What you need to know:

● Nida has weakened into a severe tropical storm and is moving gradually to the inland areas of Guangdong, further away from Hong Kong.

The Gale or Storm Signal No 8 was downgraded to No 3 at 12.40pm.

Classes at all schools are suspended all day.

● Rail and MTR bus services have been adjusted, with most lines running at 10–15 minute intervals.

● Ferries to and between outlying islands are suspended.

● Trams on Hong Kong Island are suspended.

● Kowloon Motor Bus company, Firstbus and Citybus have all suspended daytime services.

● An extremely limited number of flights are arriving at Hong Kong Airport.

● Taxi services are sporadic, with drivers dictating cash tips for service.

In the eye of the storm: typhoons in Hong Kong

A southwesterly No 8 storm signal, issued since 8.40pm on Monday, remained in force, leading to authorities enforcing a range of precautions:

• All primary, secondary and special needs schools would be closed on Tuesday, the Education Bureau announced.

• Trading at the Hong Kong stock and futures market was suspended all day, affecting the securities market, including Shanghai-Hong Kong Stock Connect trading, and the derivatives market.

• All hearings at the city’s courts and tribunals were adjourned all day.

The Airport Authority said about 325 flights to and from Hong Kong between 6am and 9pm were expected to be rescheduled on Tuesday, on top of the 156cancelled ahead of the typhoon’s arrival on Monday. Singapore Airlines flight 1 from San Francisco to Hong Kong was expected to be the first aircraft to land, but the pilot aborted one landing attempt due to tricky wind conditions at the airport and diverted to Taipei.

Five things to do (and avoid) in Hong Kong when the No 8 typhoon signal is raised

Cathay Pacific Airways cancelled all flights in and out of the city until 2pm on Tuesday, and said several flights after that would also be affected.

As of 9am on Tuesday, the authorities were aware of 114 trees knocked down acrossthe city, including in Tuen Mun, Sai Kung and Kowloon Tong.

And 218 Hongkongers sought refuge from the wind and rain at government-run shelters.

No injuries, flooding, landslides or power cuts had been reported. But people were urged to report any floods to the Drainage Services Department on 2300 1110.

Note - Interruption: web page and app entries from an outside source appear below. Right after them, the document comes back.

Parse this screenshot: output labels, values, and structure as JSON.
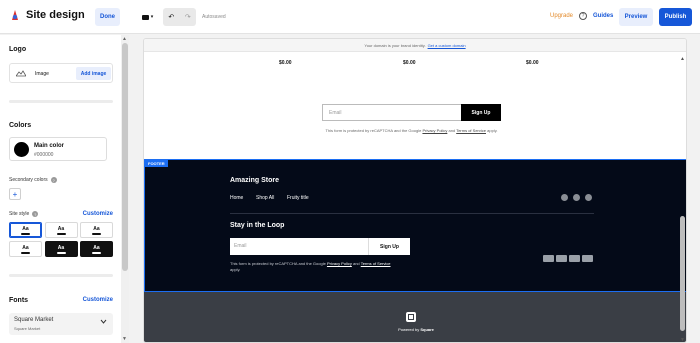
{
  "topbar": {
    "title": "Site design",
    "done": "Done",
    "autosaved": "Autosaved",
    "upgrade": "Upgrade",
    "help": "?",
    "guides": "Guides",
    "preview": "Preview",
    "publish": "Publish",
    "undo": "↶",
    "redo": "↷",
    "device_chevron": "▾"
  },
  "sidebar": {
    "logo_heading": "Logo",
    "image_label": "Image",
    "add_image": "Add image",
    "colors_heading": "Colors",
    "main_color_label": "Main color",
    "main_color_value": "#000000",
    "secondary_colors": "Secondary colors",
    "add_color": "+",
    "site_style": "Site style",
    "customize": "Customize",
    "style_swatch_text": "Aa",
    "fonts_heading": "Fonts",
    "fonts_customize": "Customize",
    "font_name": "Square Market",
    "font_sub": "Square Market",
    "info": "?"
  },
  "canvas": {
    "domain_text": "Your domain is your brand identity.",
    "domain_link": "Get a custom domain",
    "prices": [
      "$0.00",
      "$0.00",
      "$0.00"
    ],
    "email_placeholder": "Email",
    "signup": "Sign Up",
    "recaptcha_pre": "This form is protected by reCAPTCHA and the Google",
    "privacy": "Privacy Policy",
    "and": "and",
    "terms": "Terms of Service",
    "applies": "apply.",
    "footer": {
      "tag": "FOOTER",
      "store_name": "Amazing Store",
      "nav": [
        "Home",
        "Shop All",
        "Fruity title"
      ],
      "loop_heading": "Stay in the Loop",
      "email_placeholder": "Email",
      "signup": "Sign Up",
      "recaptcha_pre": "This form is protected by reCAPTCHA and the Google",
      "privacy": "Privacy Policy",
      "and": "and",
      "terms": "Terms of Service",
      "applies": "apply."
    },
    "powered_by": "Powered by",
    "powered_brand": "Square"
  },
  "colors": {
    "accent": "#1657d8",
    "upgrade": "#e38a2a",
    "footer_bg": "#040a18",
    "footer_outline": "#1c6ef2",
    "powered_bg": "#3a3e45"
  }
}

While high winds persisted, the threat turned to flooding in low-lying areas. Sea levels in parts of the coast were 0.5 metres above normal.

The combination of southwesterly gales pushing water up from the South China Sea into coastal areas of Hong Kong and high tide shortly after 8.30am on Tuesday raised flood warnings. And heavy rain prompted the Hong Kong Observatory to issue an amber rainstorm warning at 5.20am after more than 60mm fell in many parts of the city, but that was cancelled at 10.45am.

Sandy Song Man-kuen, senior scientific officer at the Observatory, said: “I think all regions may have a risk of flooding due to the heavy rain, not just the high tide and storm surge.”

“If an area is prone to high tide, is a low-lying area, it could be at risk, which is why we remind the public in these areas to take precautions,” she added.

Hong Kong-based storm chaser James Reynolds described Nida as the “biggest threat” to the city since Typhoon Vicente in 2012, which triggered the first No 10 storm signal since 1999.

Nida was expected to move west-northwest towards the Pearl River Estuary at25km/h.

Reynolds, who was observing the storm from the harbourfront in Kennedy Town, said the storm had been tamed somewhat.

“I think the storm lost a lot of energy as it scraped the coast to the east of Hong Kong,” he observed. “The storm was looking pretty strong, and if it passed 50km further south would have hit Hong Kong very hard.”

Young Kennedy Town resident Daniel Lock went with his family to watch the typhoon on Tuesday morning. Daniel’s father, Lock Wai-keung, said he felt “a little bit disappointed” as Nida was not as severe as previous typhoons.

“We wanted to catch the wave as it said that it’s going to hit signal No 10,” he said. “But it has not and we are kind of disappointed.”

Additional reporting by Enoch Yiu and Jane Li